_EXERCISE DETAILS_. Scan the records for "Include". Show the matching lines.

_MATERIAL PROVIDED_.
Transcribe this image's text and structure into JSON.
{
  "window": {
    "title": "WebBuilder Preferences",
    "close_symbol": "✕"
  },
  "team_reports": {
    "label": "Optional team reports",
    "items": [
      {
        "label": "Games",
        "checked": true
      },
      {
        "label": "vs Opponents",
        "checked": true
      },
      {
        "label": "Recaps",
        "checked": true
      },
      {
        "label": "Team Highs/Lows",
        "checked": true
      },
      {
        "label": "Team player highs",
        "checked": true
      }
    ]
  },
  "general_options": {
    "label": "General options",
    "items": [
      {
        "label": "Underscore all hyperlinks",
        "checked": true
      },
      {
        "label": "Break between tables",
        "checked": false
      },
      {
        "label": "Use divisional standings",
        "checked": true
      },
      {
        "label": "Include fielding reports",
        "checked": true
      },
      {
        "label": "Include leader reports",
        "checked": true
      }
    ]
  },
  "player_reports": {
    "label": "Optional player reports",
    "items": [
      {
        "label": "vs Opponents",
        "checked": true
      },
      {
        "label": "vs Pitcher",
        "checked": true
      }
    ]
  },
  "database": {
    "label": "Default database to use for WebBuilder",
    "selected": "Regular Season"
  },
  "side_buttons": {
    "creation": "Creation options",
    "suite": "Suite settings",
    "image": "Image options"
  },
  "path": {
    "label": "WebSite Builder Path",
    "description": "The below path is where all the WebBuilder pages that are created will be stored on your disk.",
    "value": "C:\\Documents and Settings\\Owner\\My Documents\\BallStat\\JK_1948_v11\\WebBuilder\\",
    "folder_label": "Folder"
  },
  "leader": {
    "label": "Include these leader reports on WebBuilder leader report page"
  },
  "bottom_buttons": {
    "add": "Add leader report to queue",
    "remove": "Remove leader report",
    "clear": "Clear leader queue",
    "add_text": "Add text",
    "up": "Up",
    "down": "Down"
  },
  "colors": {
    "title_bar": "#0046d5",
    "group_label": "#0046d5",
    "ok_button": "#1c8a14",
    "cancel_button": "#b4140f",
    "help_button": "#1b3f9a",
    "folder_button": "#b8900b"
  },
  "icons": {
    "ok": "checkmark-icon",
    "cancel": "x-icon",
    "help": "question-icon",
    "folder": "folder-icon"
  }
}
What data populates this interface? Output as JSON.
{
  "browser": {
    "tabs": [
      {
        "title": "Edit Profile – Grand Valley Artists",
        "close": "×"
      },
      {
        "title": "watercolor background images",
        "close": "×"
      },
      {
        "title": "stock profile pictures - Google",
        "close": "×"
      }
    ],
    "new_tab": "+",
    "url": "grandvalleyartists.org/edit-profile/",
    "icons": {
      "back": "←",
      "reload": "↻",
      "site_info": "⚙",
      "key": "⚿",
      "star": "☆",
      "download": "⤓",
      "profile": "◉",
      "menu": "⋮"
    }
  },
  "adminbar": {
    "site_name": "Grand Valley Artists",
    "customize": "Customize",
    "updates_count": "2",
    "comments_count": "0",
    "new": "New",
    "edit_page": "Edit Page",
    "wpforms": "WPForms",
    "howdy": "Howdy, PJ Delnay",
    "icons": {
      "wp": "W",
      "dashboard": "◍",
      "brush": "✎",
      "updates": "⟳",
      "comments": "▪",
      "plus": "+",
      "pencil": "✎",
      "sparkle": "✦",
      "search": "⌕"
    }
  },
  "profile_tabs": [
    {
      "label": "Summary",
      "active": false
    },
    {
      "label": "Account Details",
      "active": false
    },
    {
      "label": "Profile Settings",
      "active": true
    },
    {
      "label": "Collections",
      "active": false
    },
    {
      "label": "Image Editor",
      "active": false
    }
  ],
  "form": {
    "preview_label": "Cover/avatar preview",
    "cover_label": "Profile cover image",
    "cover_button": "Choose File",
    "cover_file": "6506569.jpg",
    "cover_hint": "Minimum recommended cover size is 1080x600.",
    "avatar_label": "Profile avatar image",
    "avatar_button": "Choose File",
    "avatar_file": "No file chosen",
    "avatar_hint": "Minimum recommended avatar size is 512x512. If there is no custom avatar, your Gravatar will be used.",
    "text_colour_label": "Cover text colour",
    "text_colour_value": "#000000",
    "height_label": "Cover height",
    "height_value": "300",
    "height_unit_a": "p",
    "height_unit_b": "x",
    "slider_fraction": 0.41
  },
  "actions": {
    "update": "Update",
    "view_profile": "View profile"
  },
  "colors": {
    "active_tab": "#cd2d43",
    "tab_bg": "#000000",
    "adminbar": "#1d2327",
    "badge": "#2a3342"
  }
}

_YOUR SOLUTION_.
        "label": "Include fielding reports",
        "label": "Include leader reports",
    "label": "Include these leader reports on WebBuilder leader report page"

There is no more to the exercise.